Another consideration with respect to horses in the movie and entertainment industry is the absolute value of a well-trained animal.  There are literally thousands of hours put into the training of primary stunt horses, and a horse that excels in the entertainment industry will work in that field for many, many years.  The investment of time, training, experience, and resources means that the horse owner/trainer/handler and the industry in general, will go above and beyond to protect the investment that they have in their equine star.  Although there are many horse movies, often times the same horse will be used over, and over in different movies because they have been so well trained, and enjoy doing the work.  Gerard Naprous of "The Devil's Horsemen' http://www.thedevilshorsemen.com is a major equine stock trainer and supplier for the European movie industry.  For many years if you saw a white Andalusian type horse rearing, falling down, or 'dying', I believe it was their horse "Pepe".  If I'm not mistaken, Pepe worked in the industry for many years as a valued stunt horse before he was retired, and eventually passed on from old age.  Other horses with long and diverse careers in the movie industry include; the Budweiser Clydesdales - trained by Robin Wiltshire of Turtle Ranch http://www.turtleranch.net , and Hightower - who was trained by Rex Peterson, with notable credits such as - "Runaway Bride", "Black Beauty" (where he played Ginger, the ill-fated mare), and Pilgrim in "The Horse Whisperer".  At 21 years of age, Hightower performed in "the Princess Diaries 2" after which he was retired along with his equally aged friend 'Justin' who played Black Beauty.  After a lifetime of work in the movie industry, and a few years of retirement, Hightower passed at 26 years of age.  After he was trained, Hightower worked in the industry for almost 20 years, and it was well known that he enjoyed every minute of it. 
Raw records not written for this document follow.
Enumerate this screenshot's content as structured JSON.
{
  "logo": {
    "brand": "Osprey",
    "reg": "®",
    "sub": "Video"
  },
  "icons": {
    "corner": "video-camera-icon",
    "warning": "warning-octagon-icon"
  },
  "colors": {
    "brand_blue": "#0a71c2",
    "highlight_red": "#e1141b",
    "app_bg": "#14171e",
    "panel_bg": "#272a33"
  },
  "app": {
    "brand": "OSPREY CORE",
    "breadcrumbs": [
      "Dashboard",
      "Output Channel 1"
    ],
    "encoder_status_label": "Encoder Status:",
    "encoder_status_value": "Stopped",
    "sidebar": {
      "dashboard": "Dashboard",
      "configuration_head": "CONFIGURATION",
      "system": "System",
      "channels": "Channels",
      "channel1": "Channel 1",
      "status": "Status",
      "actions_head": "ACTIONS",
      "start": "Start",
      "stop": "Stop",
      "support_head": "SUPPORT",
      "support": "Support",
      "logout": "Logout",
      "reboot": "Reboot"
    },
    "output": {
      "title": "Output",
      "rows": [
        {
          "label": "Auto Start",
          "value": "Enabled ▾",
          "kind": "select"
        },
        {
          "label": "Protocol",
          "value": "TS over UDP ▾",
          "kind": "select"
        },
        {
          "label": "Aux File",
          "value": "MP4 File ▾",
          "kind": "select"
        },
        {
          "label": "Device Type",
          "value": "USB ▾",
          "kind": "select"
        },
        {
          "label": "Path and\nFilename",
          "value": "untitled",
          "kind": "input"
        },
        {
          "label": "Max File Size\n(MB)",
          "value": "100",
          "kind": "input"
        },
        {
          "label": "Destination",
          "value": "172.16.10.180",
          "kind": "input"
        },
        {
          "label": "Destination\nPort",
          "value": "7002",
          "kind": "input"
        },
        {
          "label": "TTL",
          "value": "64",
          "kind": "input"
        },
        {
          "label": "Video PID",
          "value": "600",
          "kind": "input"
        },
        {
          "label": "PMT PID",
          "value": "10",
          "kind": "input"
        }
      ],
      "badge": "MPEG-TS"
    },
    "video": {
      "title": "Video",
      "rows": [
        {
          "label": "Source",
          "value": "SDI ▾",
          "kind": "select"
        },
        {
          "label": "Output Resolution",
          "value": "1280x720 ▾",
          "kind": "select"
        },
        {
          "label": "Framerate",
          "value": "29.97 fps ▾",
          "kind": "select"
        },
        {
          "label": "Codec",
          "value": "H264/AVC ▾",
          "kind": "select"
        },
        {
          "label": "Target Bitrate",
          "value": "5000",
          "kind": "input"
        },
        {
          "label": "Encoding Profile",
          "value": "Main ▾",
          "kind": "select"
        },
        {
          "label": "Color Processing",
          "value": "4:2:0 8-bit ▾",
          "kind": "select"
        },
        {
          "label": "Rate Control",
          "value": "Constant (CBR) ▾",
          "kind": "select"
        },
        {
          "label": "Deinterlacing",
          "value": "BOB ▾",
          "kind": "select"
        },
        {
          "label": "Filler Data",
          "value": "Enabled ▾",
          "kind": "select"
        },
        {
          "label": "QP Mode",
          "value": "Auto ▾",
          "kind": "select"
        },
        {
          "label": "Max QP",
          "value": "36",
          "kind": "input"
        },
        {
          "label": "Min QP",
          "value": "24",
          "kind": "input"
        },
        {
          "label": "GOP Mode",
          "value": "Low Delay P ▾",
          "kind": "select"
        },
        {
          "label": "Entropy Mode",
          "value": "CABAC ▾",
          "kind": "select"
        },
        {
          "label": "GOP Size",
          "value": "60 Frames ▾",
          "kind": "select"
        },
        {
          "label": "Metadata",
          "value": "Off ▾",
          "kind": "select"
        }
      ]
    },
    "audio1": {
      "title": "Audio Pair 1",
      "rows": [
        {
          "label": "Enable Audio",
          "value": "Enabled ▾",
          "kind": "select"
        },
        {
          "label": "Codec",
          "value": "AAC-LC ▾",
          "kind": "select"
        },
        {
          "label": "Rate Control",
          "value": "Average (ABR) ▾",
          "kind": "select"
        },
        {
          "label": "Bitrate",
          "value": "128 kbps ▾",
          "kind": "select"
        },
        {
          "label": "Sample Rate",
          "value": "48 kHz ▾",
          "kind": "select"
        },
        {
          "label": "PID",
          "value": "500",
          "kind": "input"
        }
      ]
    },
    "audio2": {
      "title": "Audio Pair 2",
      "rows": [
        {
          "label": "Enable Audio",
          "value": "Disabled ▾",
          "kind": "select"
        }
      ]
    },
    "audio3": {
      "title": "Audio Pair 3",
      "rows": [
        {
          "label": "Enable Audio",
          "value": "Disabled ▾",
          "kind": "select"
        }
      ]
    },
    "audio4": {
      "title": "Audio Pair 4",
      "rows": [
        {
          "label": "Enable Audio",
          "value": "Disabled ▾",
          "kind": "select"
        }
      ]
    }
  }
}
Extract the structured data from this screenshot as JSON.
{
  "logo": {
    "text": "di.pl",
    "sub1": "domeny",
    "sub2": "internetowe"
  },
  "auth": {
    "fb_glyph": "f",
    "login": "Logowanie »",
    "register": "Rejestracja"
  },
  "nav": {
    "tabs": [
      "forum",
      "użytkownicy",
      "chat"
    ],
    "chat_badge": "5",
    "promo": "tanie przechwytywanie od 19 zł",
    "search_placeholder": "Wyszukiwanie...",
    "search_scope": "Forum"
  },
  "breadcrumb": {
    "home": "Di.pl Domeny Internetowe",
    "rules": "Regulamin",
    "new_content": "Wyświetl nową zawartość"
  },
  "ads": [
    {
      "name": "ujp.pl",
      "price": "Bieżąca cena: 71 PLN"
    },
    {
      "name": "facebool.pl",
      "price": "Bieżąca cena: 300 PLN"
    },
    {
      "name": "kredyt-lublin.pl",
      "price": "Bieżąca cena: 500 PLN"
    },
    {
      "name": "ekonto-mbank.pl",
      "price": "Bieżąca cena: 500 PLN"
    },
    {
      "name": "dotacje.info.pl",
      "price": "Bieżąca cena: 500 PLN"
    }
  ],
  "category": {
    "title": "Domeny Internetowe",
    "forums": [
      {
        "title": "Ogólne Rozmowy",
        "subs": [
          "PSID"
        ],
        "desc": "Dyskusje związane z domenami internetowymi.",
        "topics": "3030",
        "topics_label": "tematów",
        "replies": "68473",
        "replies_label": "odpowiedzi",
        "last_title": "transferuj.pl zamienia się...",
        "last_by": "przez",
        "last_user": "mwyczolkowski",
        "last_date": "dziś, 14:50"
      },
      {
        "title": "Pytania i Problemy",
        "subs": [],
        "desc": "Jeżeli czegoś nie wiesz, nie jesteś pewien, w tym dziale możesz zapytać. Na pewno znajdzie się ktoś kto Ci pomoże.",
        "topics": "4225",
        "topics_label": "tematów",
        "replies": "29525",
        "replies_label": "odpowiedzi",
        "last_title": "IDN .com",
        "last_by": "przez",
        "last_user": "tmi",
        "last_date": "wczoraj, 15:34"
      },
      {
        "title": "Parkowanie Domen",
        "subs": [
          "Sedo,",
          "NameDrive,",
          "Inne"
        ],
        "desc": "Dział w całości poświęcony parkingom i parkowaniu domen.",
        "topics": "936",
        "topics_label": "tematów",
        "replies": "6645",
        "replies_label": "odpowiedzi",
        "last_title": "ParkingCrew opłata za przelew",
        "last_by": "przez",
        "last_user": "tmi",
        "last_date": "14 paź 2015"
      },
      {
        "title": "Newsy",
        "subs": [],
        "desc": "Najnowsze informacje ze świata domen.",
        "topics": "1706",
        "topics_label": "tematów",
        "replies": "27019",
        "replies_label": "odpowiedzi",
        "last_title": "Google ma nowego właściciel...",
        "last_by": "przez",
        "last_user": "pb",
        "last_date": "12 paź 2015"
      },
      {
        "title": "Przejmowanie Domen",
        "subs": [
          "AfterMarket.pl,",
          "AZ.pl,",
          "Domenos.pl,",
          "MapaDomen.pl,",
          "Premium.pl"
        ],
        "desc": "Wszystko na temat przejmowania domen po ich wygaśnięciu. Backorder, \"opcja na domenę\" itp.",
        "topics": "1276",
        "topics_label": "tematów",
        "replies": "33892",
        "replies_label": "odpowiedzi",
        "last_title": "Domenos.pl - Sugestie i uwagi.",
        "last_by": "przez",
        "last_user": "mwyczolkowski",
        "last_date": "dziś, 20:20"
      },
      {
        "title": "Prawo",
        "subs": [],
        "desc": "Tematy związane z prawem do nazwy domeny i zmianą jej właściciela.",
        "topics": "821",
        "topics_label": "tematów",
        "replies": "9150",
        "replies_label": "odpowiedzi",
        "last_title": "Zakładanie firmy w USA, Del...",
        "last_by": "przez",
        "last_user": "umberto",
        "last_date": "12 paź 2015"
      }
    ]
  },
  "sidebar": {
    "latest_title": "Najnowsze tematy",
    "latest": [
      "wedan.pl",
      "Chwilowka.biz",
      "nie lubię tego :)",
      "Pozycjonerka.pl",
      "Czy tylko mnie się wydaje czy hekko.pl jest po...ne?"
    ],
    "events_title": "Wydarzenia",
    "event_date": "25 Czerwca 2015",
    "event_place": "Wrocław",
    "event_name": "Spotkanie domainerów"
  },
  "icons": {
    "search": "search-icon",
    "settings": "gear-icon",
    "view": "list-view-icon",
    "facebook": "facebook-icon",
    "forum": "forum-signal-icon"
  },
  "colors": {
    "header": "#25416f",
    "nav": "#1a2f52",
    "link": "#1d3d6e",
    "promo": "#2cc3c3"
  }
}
All things said, and considered, a movie is not just about the actors and stunt workers.  Before even getting to the set, extensive amount of time is spent in makeup and costume where cuts and bruises are skillfully applied by markup artists.  In another location,  the prop crews create things like rubber 'barbed wire', and animation crews (like Industrial Light and Magic http://www.ilm.com ) create animatronics and digitally enhanced visuals to depict extreme emaciation, or emotional scenes that are simply too dangerous, or violent for the real equine actors (such as explosions).   Once the equine actors have finished their live work, the production then moves to the editing room where the film is put together, and edited.  A well edited movie is one which invokes emotion from the audience.  If a movie, such as Warhorse, made you feel pity, sorrow, fear, anger and joy, for "Joey", then the editors did their job well!    For additional information on the equine crew of "Warhorse" check out http://www.americanhumanefilmtv.org/on-the-set-war-horse/    to learn more about the specifics of how to train horses tricks and stunts, visit http://www.stunthorse.com

Training Tips written by Jackie Johnson, www.stunthorse.com for www.HorseOwnerToday.com